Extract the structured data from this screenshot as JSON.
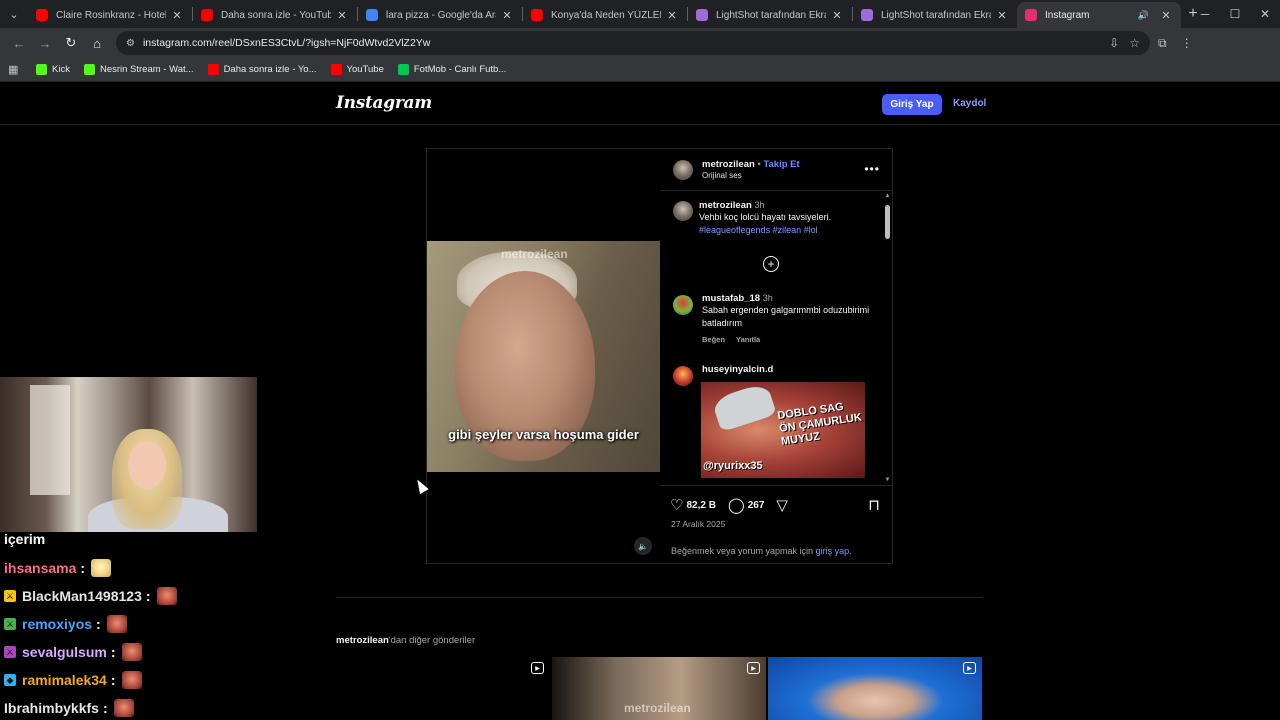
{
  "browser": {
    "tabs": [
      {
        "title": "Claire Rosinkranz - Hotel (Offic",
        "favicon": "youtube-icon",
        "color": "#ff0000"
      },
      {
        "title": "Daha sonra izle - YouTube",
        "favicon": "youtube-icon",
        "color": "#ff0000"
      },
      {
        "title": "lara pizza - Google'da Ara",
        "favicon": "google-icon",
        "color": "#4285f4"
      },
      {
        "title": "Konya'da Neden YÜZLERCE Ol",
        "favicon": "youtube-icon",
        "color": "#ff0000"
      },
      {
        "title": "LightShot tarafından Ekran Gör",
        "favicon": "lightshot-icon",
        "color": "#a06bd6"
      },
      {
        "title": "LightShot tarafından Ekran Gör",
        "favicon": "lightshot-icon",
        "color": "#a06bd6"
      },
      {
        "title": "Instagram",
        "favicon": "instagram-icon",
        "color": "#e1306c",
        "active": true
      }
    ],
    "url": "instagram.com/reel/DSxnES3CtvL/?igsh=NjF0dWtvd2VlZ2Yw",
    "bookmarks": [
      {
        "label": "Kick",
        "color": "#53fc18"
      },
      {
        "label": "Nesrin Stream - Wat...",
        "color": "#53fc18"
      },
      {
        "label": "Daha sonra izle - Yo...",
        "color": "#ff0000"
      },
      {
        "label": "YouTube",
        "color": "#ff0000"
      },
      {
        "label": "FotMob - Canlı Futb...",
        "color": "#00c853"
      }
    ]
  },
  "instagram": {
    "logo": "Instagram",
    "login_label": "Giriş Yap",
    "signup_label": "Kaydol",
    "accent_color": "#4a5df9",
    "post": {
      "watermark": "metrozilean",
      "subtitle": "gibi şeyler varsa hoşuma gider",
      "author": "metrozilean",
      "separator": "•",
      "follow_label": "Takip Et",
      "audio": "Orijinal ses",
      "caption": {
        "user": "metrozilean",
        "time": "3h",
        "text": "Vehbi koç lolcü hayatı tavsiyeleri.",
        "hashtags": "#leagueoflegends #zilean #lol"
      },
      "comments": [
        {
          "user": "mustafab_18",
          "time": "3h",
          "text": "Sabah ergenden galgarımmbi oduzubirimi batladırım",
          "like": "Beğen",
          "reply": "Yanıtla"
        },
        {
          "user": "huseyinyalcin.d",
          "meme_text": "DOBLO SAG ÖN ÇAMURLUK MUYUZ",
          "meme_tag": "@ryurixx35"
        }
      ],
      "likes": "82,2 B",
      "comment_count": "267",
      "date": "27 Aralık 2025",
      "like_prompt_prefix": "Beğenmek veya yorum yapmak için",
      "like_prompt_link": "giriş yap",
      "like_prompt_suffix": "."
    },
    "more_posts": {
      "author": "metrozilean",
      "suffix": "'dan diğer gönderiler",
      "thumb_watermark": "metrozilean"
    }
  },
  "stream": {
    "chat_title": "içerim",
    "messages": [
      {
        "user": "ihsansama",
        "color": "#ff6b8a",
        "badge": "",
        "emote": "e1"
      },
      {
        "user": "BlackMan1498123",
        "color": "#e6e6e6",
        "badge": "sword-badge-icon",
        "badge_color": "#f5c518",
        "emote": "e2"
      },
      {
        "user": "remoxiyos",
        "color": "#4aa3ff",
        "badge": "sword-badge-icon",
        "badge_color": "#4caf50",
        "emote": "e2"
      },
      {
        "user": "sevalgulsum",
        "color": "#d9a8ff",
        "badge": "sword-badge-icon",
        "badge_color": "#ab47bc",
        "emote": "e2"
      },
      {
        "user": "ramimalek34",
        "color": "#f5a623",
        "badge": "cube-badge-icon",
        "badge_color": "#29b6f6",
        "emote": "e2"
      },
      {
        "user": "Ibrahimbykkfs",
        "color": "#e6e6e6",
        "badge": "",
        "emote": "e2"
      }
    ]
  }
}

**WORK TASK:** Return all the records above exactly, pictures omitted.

**PROBLEM SOLUTION:**
Extract the structured data from this screenshot as JSON.
{
  "browser": {
    "tabs": [
      {
        "title": "Claire Rosinkranz - Hotel (Offic",
        "favicon": "youtube-icon",
        "color": "#ff0000"
      },
      {
        "title": "Daha sonra izle - YouTube",
        "favicon": "youtube-icon",
        "color": "#ff0000"
      },
      {
        "title": "lara pizza - Google'da Ara",
        "favicon": "google-icon",
        "color": "#4285f4"
      },
      {
        "title": "Konya'da Neden YÜZLERCE Ol",
        "favicon": "youtube-icon",
        "color": "#ff0000"
      },
      {
        "title": "LightShot tarafından Ekran Gör",
        "favicon": "lightshot-icon",
        "color": "#a06bd6"
      },
      {
        "title": "LightShot tarafından Ekran Gör",
        "favicon": "lightshot-icon",
        "color": "#a06bd6"
      },
      {
        "title": "Instagram",
        "favicon": "instagram-icon",
        "color": "#e1306c",
        "active": true
      }
    ],
    "url": "instagram.com/reel/DSxnES3CtvL/?igsh=NjF0dWtvd2VlZ2Yw",
    "bookmarks": [
      {
        "label": "Kick",
        "color": "#53fc18"
      },
      {
        "label": "Nesrin Stream - Wat...",
        "color": "#53fc18"
      },
      {
        "label": "Daha sonra izle - Yo...",
        "color": "#ff0000"
      },
      {
        "label": "YouTube",
        "color": "#ff0000"
      },
      {
        "label": "FotMob - Canlı Futb...",
        "color": "#00c853"
      }
    ]
  },
  "instagram": {
    "logo": "Instagram",
    "login_label": "Giriş Yap",
    "signup_label": "Kaydol",
    "accent_color": "#4a5df9",
    "post": {
      "watermark": "metrozilean",
      "subtitle": "gibi şeyler varsa hoşuma gider",
      "author": "metrozilean",
      "separator": "•",
      "follow_label": "Takip Et",
      "audio": "Orijinal ses",
      "caption": {
        "user": "metrozilean",
        "time": "3h",
        "text": "Vehbi koç lolcü hayatı tavsiyeleri.",
        "hashtags": "#leagueoflegends #zilean #lol"
      },
      "comments": [
        {
          "user": "mustafab_18",
          "time": "3h",
          "text": "Sabah ergenden galgarımmbi oduzubirimi batladırım",
          "like": "Beğen",
          "reply": "Yanıtla"
        },
        {
          "user": "huseyinyalcin.d",
          "meme_text": "DOBLO SAG ÖN ÇAMURLUK MUYUZ",
          "meme_tag": "@ryurixx35"
        }
      ],
      "likes": "82,2 B",
      "comment_count": "267",
      "date": "27 Aralık 2025",
      "like_prompt_prefix": "Beğenmek veya yorum yapmak için",
      "like_prompt_link": "giriş yap",
      "like_prompt_suffix": "."
    },
    "more_posts": {
      "author": "metrozilean",
      "suffix": "'dan diğer gönderiler",
      "thumb_watermark": "metrozilean"
    }
  },
  "stream": {
    "chat_title": "içerim",
    "messages": [
      {
        "user": "ihsansama",
        "color": "#ff6b8a",
        "badge": "",
        "emote": "e1"
      },
      {
        "user": "BlackMan1498123",
        "color": "#e6e6e6",
        "badge": "sword-badge-icon",
        "badge_color": "#f5c518",
        "emote": "e2"
      },
      {
        "user": "remoxiyos",
        "color": "#4aa3ff",
        "badge": "sword-badge-icon",
        "badge_color": "#4caf50",
        "emote": "e2"
      },
      {
        "user": "sevalgulsum",
        "color": "#d9a8ff",
        "badge": "sword-badge-icon",
        "badge_color": "#ab47bc",
        "emote": "e2"
      },
      {
        "user": "ramimalek34",
        "color": "#f5a623",
        "badge": "cube-badge-icon",
        "badge_color": "#29b6f6",
        "emote": "e2"
      },
      {
        "user": "Ibrahimbykkfs",
        "color": "#e6e6e6",
        "badge": "",
        "emote": "e2"
      }
    ]
  }
}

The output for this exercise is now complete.